Shafroth’s comment was made on his George Mason University Municipal Sustainability Project blog.
Shafroth questioned whether the constitution’s Contract Clause prohibits state governments from “impairing the obligation of contracts.” And, the Supreme Court in 1977 reiterated that a “state cannot refuse to meet its legitimate financial obligations simply because it would prefer to spend the money (on something else.),” Shafroth wrote.
The road for state bankruptcy legislation would prove much steeper than municipal bankruptcy as “Congress and the president would have to act–and the respective state would have to enact legislation to enable such a filing,” Shafroth wrote.
Another hurdle would involve the third branch of government as the U.S. Supreme Court would have to rule whether the contracts clause of Article 1, Section 10 of the Constitution bars states from seeking bankruptcy, even were Congress to grant such authority.
McConnell’s comments are “ill informed, reckless and, not surprisingly, lack of compassion,” said Michael Belsky, executive director of the Center for Municipal Finance at the University of Chicago’s Harris School of Public Policy. Like Shafroth, Belsky too raised the specter of a legal challenge based on the 10th Amendment.
The potential for market damage runs high. “His comments also will have the impact of raising borrowing costs for states as they battle what is turning out to be a depression as bond investors will certainly take pause and expect a risk premium,” Belsky said.
“Their request for revenue replacement is not to squander it away on past problems but rather to meet increased unemployment and healthcare expenses as well as just providing basic services for the day in and day out needs of their residents,” Belsky said, suggesting that any legislation could restrict spending such as was done with the American Recovery and Reinvestment Act in 2009 that was directed to infrastructure projects.
John Mousseau, president and chief executive officer and director of fixed income at Cumberland Advisors, likened McConnell’s comment to the 2010 prediction by Meredith Whitney, a noted bank analyst, predicting hundreds of billions of dollars of municipal defaults were coming. They never materialized.

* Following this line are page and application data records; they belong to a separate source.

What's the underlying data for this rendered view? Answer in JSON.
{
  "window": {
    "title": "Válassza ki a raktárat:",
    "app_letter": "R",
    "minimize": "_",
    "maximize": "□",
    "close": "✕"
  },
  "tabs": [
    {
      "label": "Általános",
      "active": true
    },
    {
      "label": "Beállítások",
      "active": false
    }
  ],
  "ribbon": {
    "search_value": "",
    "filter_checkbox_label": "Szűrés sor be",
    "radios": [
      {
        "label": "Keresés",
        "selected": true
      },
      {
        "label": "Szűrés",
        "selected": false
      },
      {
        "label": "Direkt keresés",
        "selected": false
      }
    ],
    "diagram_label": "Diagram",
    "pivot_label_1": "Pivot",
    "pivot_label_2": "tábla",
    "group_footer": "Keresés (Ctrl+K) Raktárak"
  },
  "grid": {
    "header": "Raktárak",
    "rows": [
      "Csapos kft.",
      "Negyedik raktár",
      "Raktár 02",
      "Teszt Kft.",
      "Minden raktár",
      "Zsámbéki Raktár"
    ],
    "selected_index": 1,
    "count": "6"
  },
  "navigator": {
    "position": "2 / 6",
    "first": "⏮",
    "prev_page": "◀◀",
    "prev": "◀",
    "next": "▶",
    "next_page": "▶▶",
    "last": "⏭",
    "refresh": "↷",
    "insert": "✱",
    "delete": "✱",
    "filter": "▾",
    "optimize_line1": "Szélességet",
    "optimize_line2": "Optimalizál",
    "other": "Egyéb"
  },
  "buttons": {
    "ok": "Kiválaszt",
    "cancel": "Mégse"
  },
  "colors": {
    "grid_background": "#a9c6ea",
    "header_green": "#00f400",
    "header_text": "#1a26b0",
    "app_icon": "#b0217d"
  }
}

She caused lots of market damage and outflows from municipal bond funds before sanity resumed and yields moved lower than they had been before she made her remarks, according to Mousseau.